Here, from Elizabeth Chuck:
Elderly Couple Forced to Live Apart Weep in Heartbreaking Photo
Anita and Wolf Gottschalk have been inseparable throughout their 62 years of marriage — but now, the elderly couple has been apart for eight months, forced to say a heartbreaking goodbye over and over again.
Their granddaughter, Ashley Bartyik, says a backlog in the Canadian health care system has made it impossible to move Wolf, 83, out of his transitional nursing home and into the care facility where Anita, 81, is living.
Of course, there are exceptions. Some people genuinely care about their jobs and the people they service. But we’re dealing with the one thing that eludes the statists who support government-run healthcare: human nature. Government workers, like most of us, need some kind of incentive to perform our duties adequately. In the private sector, fear of being fired for incompetence or laziness is a wonderful inducement to success. Bonuses and the promise of advancement are also good motivators.
Reality check: It’s happening all over. Government workers can be a problem but the fact is, politicians failed to collect enough tax money for a health care crisis they had to know they would be facing—because tax increases are unpopular. Now the old seniors are paying the price.
A problem another family I know of is dealing with is this: In order to minimize the problem, in Ontario, health care bureaucrats have taken to asking retirement home residents who qualify for government-paid nursing care if they feel they really “need” care and emphasizing their right to refuse treatment.

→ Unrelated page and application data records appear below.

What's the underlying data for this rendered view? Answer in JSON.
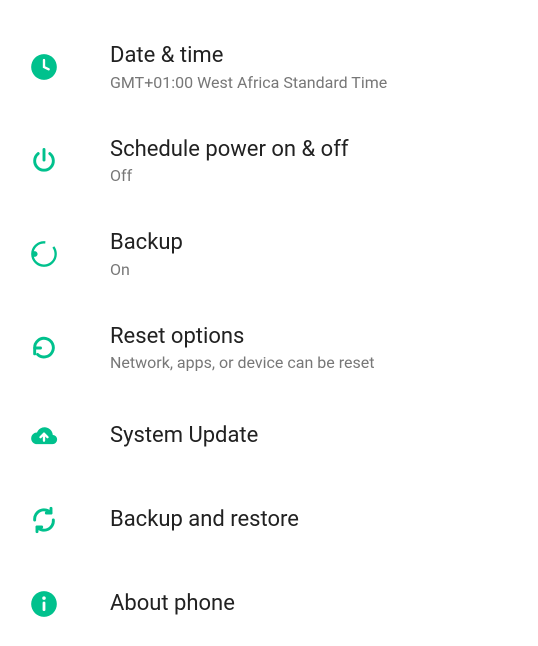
{
  "items": [
    {
      "title": "Date & time",
      "subtitle": "GMT+01:00 West Africa Standard Time"
    },
    {
      "title": "Schedule power on & off",
      "subtitle": "Off"
    },
    {
      "title": "Backup",
      "subtitle": "On"
    },
    {
      "title": "Reset options",
      "subtitle": "Network, apps, or device can be reset"
    },
    {
      "title": "System Update",
      "subtitle": null
    },
    {
      "title": "Backup and restore",
      "subtitle": null
    },
    {
      "title": "About phone",
      "subtitle": null
    }
  ],
  "colors": {
    "accent": "#00c18d"
  }
}
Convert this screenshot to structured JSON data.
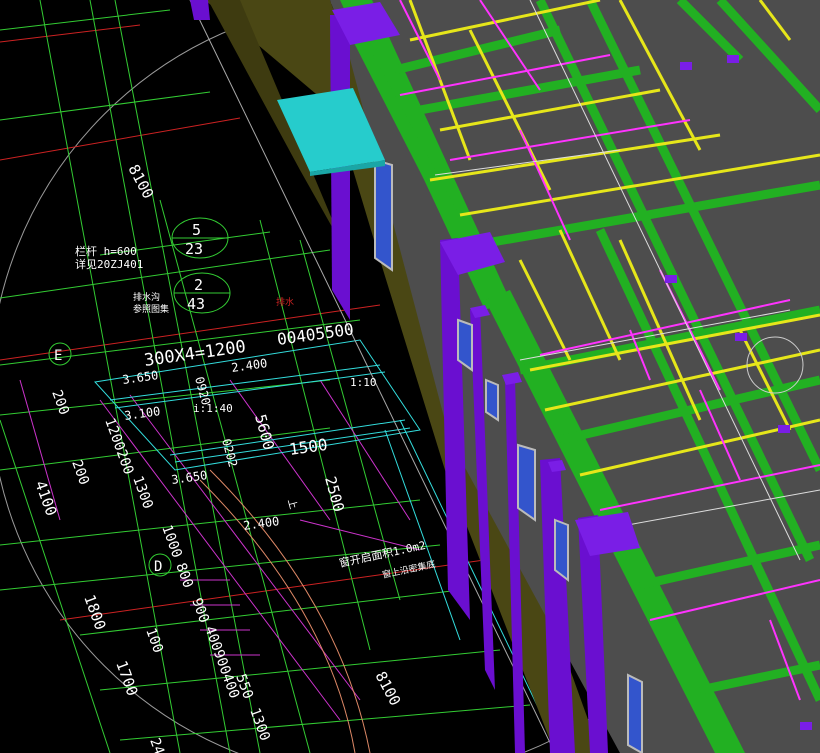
{
  "viewport": {
    "name": "CAD 3D model viewport",
    "colors": {
      "background": "#000000",
      "wall": "#4a4714",
      "column": "#6a0fd0",
      "beam": "#22b022",
      "slab": "#4d4d4d",
      "pipe_yellow": "#e6e61a",
      "pipe_magenta": "#ff33ff",
      "canopy": "#26cccc",
      "grid_green": "#33cc33",
      "grid_red": "#cc2222",
      "dim_cyan": "#33dddd",
      "dim_purple": "#cc33cc"
    }
  },
  "drawing_labels": {
    "dim_8100_top": "8100",
    "dim_8100_bottom": "8100",
    "railing_label": "栏杆 h=600",
    "detail_ref_label": "详见20ZJ401",
    "detail_5_top": "5",
    "detail_5_bottom": "23",
    "drain_label_1": "排水沟",
    "drain_label_2": "参照图集",
    "detail_2_top": "2",
    "detail_2_bottom": "43",
    "red_note": "排水",
    "axis_e": "E",
    "axis_d": "D",
    "stair_text": "300X4=1200",
    "stair_right": "00405500",
    "elev_3650_a": "3.650",
    "elev_2400_a": "2.400",
    "elev_3100": "3.100",
    "elev_3650_b": "3.650",
    "elev_2400_b": "2.400",
    "slope_ratio": "1:10",
    "dim_0920": "0920",
    "dim_i140": "i:1:40",
    "dim_5600": "5600",
    "dim_1500": "1500",
    "dim_2500": "2500",
    "dim_200_a": "200",
    "dim_1200200": "1200200",
    "dim_200_b": "200",
    "dim_4100": "4100",
    "dim_1300_a": "1300",
    "dim_1000": "1000",
    "dim_800": "800",
    "dim_1800": "1800",
    "dim_900": "900",
    "dim_100": "100",
    "dim_400900400": "400900400",
    "dim_550": "550",
    "dim_1700": "1700",
    "dim_1300_b": "1300",
    "dim_24": "24",
    "window_note_1": "窗开启面积1.0m2",
    "window_note_2": "窗上沿密集底",
    "stair_up": "上",
    "dim_0202": "0202"
  }
}
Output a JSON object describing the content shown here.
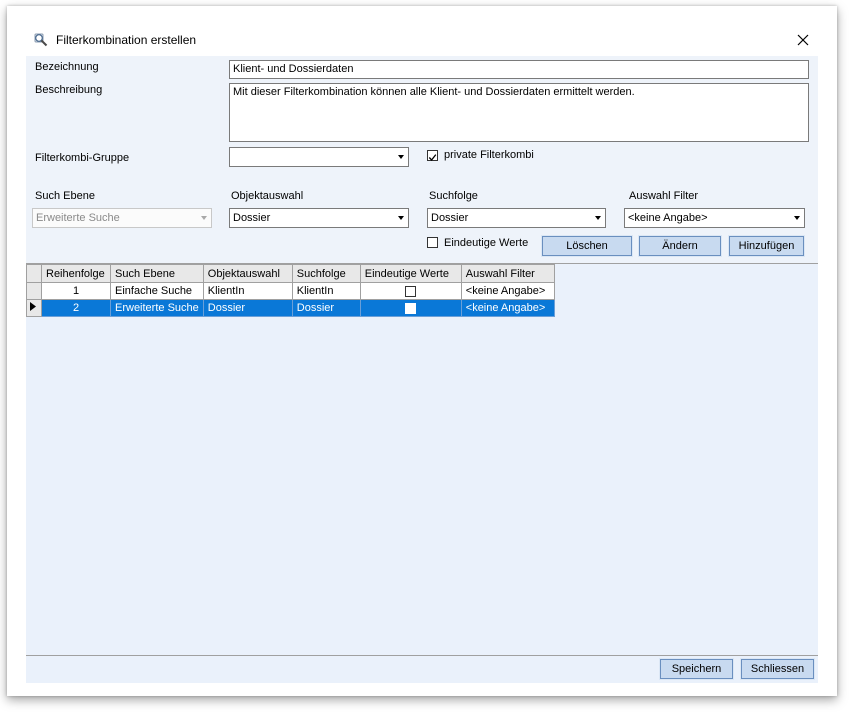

Of course they have a right to refuse treatment, but so what? Psychologically, it sounds like the nurse is saying that the resident doesn’t really need treatment. One resident, somewhat confused, found her services cancelled and her file erased – and ended up back in the hospital, significantly worse off.
What kind of health care practice is that, anyway? The professional should study the situation and tell the resident what she thinks she needs, for best health and well-being, and take the conversation from there.
But they can’t afford to do that any more. After the resident’s services were cancelled, she could still buy services from the agency but the costs were badly inflated. It cost $75 to get a personal services worker to come and help her put on her pajamas. But I could get an RN footcare specialist to visit another senior for $35 a visit (private, no bureaucracy).
It’s not hard to see what was going on.
Anyway, a residence worker tipped off a younger relative of the cancelled senior to make sure to sit by the phone the next time this came up, and coach the senior: Don’t say no! .
It ended well in this case but increasingly, it won’t.